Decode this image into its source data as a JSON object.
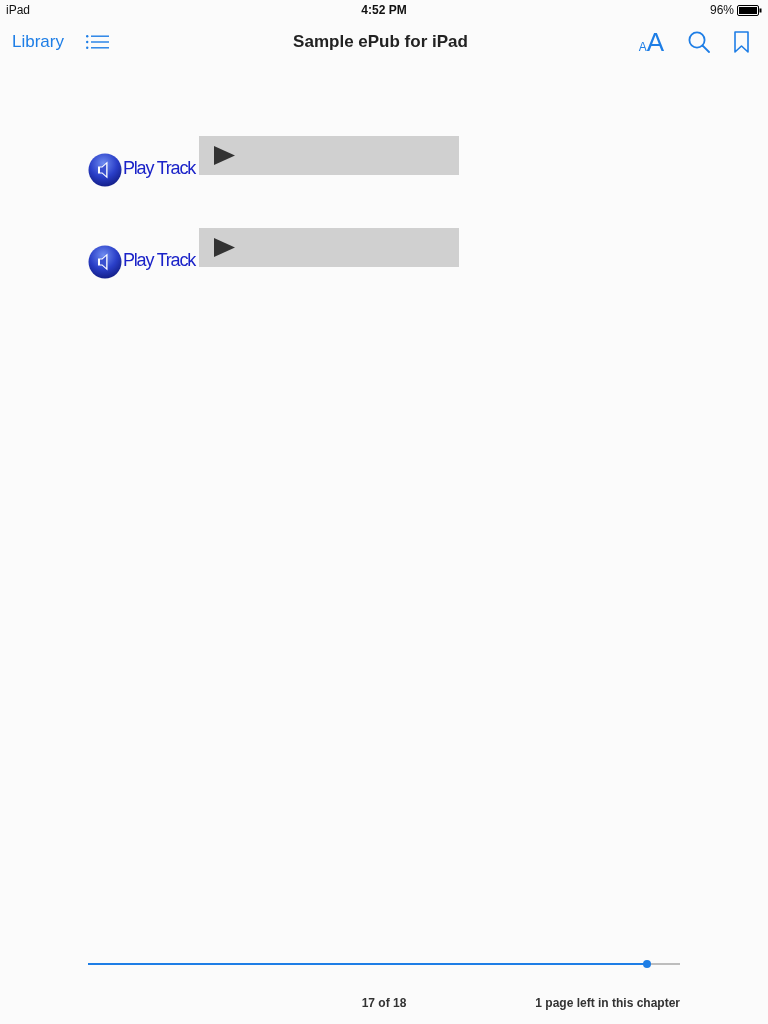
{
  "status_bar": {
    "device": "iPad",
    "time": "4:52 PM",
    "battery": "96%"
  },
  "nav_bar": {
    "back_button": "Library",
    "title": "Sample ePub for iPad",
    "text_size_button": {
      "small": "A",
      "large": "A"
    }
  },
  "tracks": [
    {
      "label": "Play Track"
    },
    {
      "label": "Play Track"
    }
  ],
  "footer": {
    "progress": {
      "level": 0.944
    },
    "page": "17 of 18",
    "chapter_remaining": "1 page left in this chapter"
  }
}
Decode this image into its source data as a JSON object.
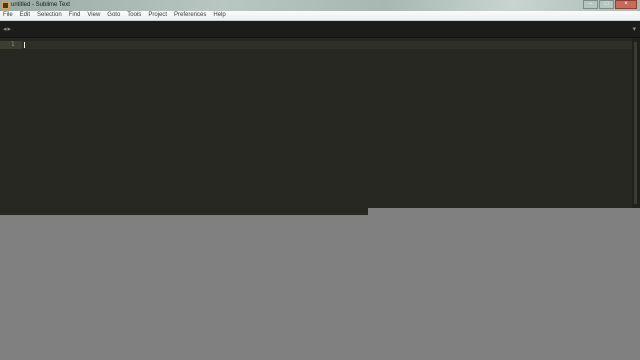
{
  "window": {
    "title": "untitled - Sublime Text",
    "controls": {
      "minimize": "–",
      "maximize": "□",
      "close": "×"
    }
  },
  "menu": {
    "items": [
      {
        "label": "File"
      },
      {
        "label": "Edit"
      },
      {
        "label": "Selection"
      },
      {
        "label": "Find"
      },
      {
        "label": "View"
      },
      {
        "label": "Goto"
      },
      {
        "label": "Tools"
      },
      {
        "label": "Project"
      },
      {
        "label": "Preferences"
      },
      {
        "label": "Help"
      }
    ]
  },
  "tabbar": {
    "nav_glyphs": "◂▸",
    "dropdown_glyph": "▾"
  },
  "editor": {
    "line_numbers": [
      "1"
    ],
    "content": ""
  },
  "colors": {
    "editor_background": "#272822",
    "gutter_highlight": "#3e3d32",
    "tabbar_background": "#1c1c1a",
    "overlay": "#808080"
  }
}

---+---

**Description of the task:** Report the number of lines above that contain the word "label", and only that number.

**Reply:** 12